◆ Provided entries:
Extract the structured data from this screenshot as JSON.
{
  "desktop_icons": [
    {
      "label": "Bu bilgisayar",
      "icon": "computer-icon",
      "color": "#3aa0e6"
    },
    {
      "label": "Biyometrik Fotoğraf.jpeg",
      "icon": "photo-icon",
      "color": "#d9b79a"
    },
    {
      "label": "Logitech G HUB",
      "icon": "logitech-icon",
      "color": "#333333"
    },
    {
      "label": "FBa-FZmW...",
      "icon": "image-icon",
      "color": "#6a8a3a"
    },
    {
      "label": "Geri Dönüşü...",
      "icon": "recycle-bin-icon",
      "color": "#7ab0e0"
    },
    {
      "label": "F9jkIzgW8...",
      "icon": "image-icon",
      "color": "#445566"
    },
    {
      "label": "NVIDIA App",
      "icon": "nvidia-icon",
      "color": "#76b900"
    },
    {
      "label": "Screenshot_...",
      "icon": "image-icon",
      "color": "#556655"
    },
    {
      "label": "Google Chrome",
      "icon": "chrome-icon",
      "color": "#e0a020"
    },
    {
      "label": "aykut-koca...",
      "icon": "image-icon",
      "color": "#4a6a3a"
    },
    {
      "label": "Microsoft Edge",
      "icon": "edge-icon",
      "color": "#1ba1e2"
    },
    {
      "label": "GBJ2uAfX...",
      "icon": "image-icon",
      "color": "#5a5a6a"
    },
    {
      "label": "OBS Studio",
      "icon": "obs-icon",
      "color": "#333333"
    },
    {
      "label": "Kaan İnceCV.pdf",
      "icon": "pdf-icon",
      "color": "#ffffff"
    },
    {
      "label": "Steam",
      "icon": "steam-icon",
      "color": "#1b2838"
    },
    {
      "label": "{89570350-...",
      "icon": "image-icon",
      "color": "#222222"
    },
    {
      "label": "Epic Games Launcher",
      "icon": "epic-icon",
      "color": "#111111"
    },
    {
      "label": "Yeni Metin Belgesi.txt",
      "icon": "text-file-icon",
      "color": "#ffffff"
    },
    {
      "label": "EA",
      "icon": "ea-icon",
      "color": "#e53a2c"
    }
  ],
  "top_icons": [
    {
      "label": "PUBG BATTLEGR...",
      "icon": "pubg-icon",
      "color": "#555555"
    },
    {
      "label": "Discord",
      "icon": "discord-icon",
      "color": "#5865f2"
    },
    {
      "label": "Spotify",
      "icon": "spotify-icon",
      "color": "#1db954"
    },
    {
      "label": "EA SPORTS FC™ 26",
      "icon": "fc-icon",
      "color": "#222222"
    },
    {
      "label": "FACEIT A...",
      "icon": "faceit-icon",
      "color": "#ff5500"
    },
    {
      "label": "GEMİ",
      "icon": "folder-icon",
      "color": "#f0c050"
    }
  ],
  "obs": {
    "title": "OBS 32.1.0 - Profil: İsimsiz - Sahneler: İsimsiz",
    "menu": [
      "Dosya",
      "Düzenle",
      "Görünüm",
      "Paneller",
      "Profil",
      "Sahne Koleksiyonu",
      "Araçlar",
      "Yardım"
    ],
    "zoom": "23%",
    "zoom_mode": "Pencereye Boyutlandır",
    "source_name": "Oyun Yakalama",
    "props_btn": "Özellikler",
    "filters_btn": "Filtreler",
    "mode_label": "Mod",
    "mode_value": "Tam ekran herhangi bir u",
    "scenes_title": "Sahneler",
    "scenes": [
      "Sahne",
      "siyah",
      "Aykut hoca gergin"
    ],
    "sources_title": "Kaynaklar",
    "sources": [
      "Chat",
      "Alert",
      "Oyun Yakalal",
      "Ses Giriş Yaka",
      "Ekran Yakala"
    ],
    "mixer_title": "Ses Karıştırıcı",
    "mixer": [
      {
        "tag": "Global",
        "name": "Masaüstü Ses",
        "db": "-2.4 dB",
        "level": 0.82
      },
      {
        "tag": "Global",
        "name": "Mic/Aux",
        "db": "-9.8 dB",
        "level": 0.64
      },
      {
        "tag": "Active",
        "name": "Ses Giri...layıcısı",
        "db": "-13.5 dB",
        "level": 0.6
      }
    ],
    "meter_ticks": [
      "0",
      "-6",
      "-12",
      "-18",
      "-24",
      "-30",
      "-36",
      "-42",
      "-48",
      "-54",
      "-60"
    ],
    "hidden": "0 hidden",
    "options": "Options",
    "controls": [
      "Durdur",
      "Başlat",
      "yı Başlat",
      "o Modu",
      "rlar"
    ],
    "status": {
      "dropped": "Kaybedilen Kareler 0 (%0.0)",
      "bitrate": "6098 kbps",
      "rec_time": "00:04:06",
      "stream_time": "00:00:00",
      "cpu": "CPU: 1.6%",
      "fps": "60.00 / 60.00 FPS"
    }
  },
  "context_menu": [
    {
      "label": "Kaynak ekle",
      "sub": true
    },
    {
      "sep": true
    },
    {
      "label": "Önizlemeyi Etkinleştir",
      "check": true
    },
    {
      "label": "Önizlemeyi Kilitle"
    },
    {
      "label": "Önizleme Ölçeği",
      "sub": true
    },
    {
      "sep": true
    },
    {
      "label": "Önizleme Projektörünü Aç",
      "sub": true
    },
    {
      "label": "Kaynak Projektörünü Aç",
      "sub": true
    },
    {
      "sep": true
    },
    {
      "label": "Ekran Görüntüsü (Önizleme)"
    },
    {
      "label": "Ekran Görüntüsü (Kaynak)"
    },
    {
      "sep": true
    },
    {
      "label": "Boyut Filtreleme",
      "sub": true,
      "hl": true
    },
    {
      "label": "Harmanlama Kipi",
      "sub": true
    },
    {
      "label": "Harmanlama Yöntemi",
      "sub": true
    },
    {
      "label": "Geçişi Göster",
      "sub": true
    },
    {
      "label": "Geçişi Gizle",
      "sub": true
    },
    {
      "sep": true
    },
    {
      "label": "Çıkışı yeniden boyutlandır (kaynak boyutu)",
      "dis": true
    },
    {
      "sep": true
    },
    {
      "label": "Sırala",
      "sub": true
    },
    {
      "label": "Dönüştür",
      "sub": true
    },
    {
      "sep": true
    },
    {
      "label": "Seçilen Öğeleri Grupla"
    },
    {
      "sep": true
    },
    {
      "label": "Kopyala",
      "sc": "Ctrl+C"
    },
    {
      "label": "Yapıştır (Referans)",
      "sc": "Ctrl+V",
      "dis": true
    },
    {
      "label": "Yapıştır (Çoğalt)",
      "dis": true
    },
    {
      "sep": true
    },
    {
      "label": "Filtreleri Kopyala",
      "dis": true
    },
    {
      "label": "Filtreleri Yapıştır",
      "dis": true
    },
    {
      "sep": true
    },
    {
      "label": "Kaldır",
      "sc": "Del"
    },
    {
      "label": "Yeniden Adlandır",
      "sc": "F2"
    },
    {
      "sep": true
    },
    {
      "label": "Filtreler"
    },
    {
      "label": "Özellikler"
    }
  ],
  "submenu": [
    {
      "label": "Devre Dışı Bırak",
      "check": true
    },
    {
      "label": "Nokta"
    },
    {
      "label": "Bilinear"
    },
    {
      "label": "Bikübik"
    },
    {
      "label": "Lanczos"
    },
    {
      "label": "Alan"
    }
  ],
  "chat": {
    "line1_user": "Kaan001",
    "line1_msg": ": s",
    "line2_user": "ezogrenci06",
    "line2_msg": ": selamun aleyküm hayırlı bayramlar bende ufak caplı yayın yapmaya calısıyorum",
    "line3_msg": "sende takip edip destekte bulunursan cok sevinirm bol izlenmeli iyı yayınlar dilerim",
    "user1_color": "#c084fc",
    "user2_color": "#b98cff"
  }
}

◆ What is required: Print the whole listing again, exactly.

◆ Exercise solution:
Extract the structured data from this screenshot as JSON.
{
  "desktop_icons": [
    {
      "label": "Bu bilgisayar",
      "icon": "computer-icon",
      "color": "#3aa0e6"
    },
    {
      "label": "Biyometrik Fotoğraf.jpeg",
      "icon": "photo-icon",
      "color": "#d9b79a"
    },
    {
      "label": "Logitech G HUB",
      "icon": "logitech-icon",
      "color": "#333333"
    },
    {
      "label": "FBa-FZmW...",
      "icon": "image-icon",
      "color": "#6a8a3a"
    },
    {
      "label": "Geri Dönüşü...",
      "icon": "recycle-bin-icon",
      "color": "#7ab0e0"
    },
    {
      "label": "F9jkIzgW8...",
      "icon": "image-icon",
      "color": "#445566"
    },
    {
      "label": "NVIDIA App",
      "icon": "nvidia-icon",
      "color": "#76b900"
    },
    {
      "label": "Screenshot_...",
      "icon": "image-icon",
      "color": "#556655"
    },
    {
      "label": "Google Chrome",
      "icon": "chrome-icon",
      "color": "#e0a020"
    },
    {
      "label": "aykut-koca...",
      "icon": "image-icon",
      "color": "#4a6a3a"
    },
    {
      "label": "Microsoft Edge",
      "icon": "edge-icon",
      "color": "#1ba1e2"
    },
    {
      "label": "GBJ2uAfX...",
      "icon": "image-icon",
      "color": "#5a5a6a"
    },
    {
      "label": "OBS Studio",
      "icon": "obs-icon",
      "color": "#333333"
    },
    {
      "label": "Kaan İnceCV.pdf",
      "icon": "pdf-icon",
      "color": "#ffffff"
    },
    {
      "label": "Steam",
      "icon": "steam-icon",
      "color": "#1b2838"
    },
    {
      "label": "{89570350-...",
      "icon": "image-icon",
      "color": "#222222"
    },
    {
      "label": "Epic Games Launcher",
      "icon": "epic-icon",
      "color": "#111111"
    },
    {
      "label": "Yeni Metin Belgesi.txt",
      "icon": "text-file-icon",
      "color": "#ffffff"
    },
    {
      "label": "EA",
      "icon": "ea-icon",
      "color": "#e53a2c"
    }
  ],
  "top_icons": [
    {
      "label": "PUBG BATTLEGR...",
      "icon": "pubg-icon",
      "color": "#555555"
    },
    {
      "label": "Discord",
      "icon": "discord-icon",
      "color": "#5865f2"
    },
    {
      "label": "Spotify",
      "icon": "spotify-icon",
      "color": "#1db954"
    },
    {
      "label": "EA SPORTS FC™ 26",
      "icon": "fc-icon",
      "color": "#222222"
    },
    {
      "label": "FACEIT A...",
      "icon": "faceit-icon",
      "color": "#ff5500"
    },
    {
      "label": "GEMİ",
      "icon": "folder-icon",
      "color": "#f0c050"
    }
  ],
  "obs": {
    "title": "OBS 32.1.0 - Profil: İsimsiz - Sahneler: İsimsiz",
    "menu": [
      "Dosya",
      "Düzenle",
      "Görünüm",
      "Paneller",
      "Profil",
      "Sahne Koleksiyonu",
      "Araçlar",
      "Yardım"
    ],
    "zoom": "23%",
    "zoom_mode": "Pencereye Boyutlandır",
    "source_name": "Oyun Yakalama",
    "props_btn": "Özellikler",
    "filters_btn": "Filtreler",
    "mode_label": "Mod",
    "mode_value": "Tam ekran herhangi bir u",
    "scenes_title": "Sahneler",
    "scenes": [
      "Sahne",
      "siyah",
      "Aykut hoca gergin"
    ],
    "sources_title": "Kaynaklar",
    "sources": [
      "Chat",
      "Alert",
      "Oyun Yakalal",
      "Ses Giriş Yaka",
      "Ekran Yakala"
    ],
    "mixer_title": "Ses Karıştırıcı",
    "mixer": [
      {
        "tag": "Global",
        "name": "Masaüstü Ses",
        "db": "-2.4 dB",
        "level": 0.82
      },
      {
        "tag": "Global",
        "name": "Mic/Aux",
        "db": "-9.8 dB",
        "level": 0.64
      },
      {
        "tag": "Active",
        "name": "Ses Giri...layıcısı",
        "db": "-13.5 dB",
        "level": 0.6
      }
    ],
    "meter_ticks": [
      "0",
      "-6",
      "-12",
      "-18",
      "-24",
      "-30",
      "-36",
      "-42",
      "-48",
      "-54",
      "-60"
    ],
    "hidden": "0 hidden",
    "options": "Options",
    "controls": [
      "Durdur",
      "Başlat",
      "yı Başlat",
      "o Modu",
      "rlar"
    ],
    "status": {
      "dropped": "Kaybedilen Kareler 0 (%0.0)",
      "bitrate": "6098 kbps",
      "rec_time": "00:04:06",
      "stream_time": "00:00:00",
      "cpu": "CPU: 1.6%",
      "fps": "60.00 / 60.00 FPS"
    }
  },
  "context_menu": [
    {
      "label": "Kaynak ekle",
      "sub": true
    },
    {
      "sep": true
    },
    {
      "label": "Önizlemeyi Etkinleştir",
      "check": true
    },
    {
      "label": "Önizlemeyi Kilitle"
    },
    {
      "label": "Önizleme Ölçeği",
      "sub": true
    },
    {
      "sep": true
    },
    {
      "label": "Önizleme Projektörünü Aç",
      "sub": true
    },
    {
      "label": "Kaynak Projektörünü Aç",
      "sub": true
    },
    {
      "sep": true
    },
    {
      "label": "Ekran Görüntüsü (Önizleme)"
    },
    {
      "label": "Ekran Görüntüsü (Kaynak)"
    },
    {
      "sep": true
    },
    {
      "label": "Boyut Filtreleme",
      "sub": true,
      "hl": true
    },
    {
      "label": "Harmanlama Kipi",
      "sub": true
    },
    {
      "label": "Harmanlama Yöntemi",
      "sub": true
    },
    {
      "label": "Geçişi Göster",
      "sub": true
    },
    {
      "label": "Geçişi Gizle",
      "sub": true
    },
    {
      "sep": true
    },
    {
      "label": "Çıkışı yeniden boyutlandır (kaynak boyutu)",
      "dis": true
    },
    {
      "sep": true
    },
    {
      "label": "Sırala",
      "sub": true
    },
    {
      "label": "Dönüştür",
      "sub": true
    },
    {
      "sep": true
    },
    {
      "label": "Seçilen Öğeleri Grupla"
    },
    {
      "sep": true
    },
    {
      "label": "Kopyala",
      "sc": "Ctrl+C"
    },
    {
      "label": "Yapıştır (Referans)",
      "sc": "Ctrl+V",
      "dis": true
    },
    {
      "label": "Yapıştır (Çoğalt)",
      "dis": true
    },
    {
      "sep": true
    },
    {
      "label": "Filtreleri Kopyala",
      "dis": true
    },
    {
      "label": "Filtreleri Yapıştır",
      "dis": true
    },
    {
      "sep": true
    },
    {
      "label": "Kaldır",
      "sc": "Del"
    },
    {
      "label": "Yeniden Adlandır",
      "sc": "F2"
    },
    {
      "sep": true
    },
    {
      "label": "Filtreler"
    },
    {
      "label": "Özellikler"
    }
  ],
  "submenu": [
    {
      "label": "Devre Dışı Bırak",
      "check": true
    },
    {
      "label": "Nokta"
    },
    {
      "label": "Bilinear"
    },
    {
      "label": "Bikübik"
    },
    {
      "label": "Lanczos"
    },
    {
      "label": "Alan"
    }
  ],
  "chat": {
    "line1_user": "Kaan001",
    "line1_msg": ": s",
    "line2_user": "ezogrenci06",
    "line2_msg": ": selamun aleyküm hayırlı bayramlar bende ufak caplı yayın yapmaya calısıyorum",
    "line3_msg": "sende takip edip destekte bulunursan cok sevinirm bol izlenmeli iyı yayınlar dilerim",
    "user1_color": "#c084fc",
    "user2_color": "#b98cff"
  }
}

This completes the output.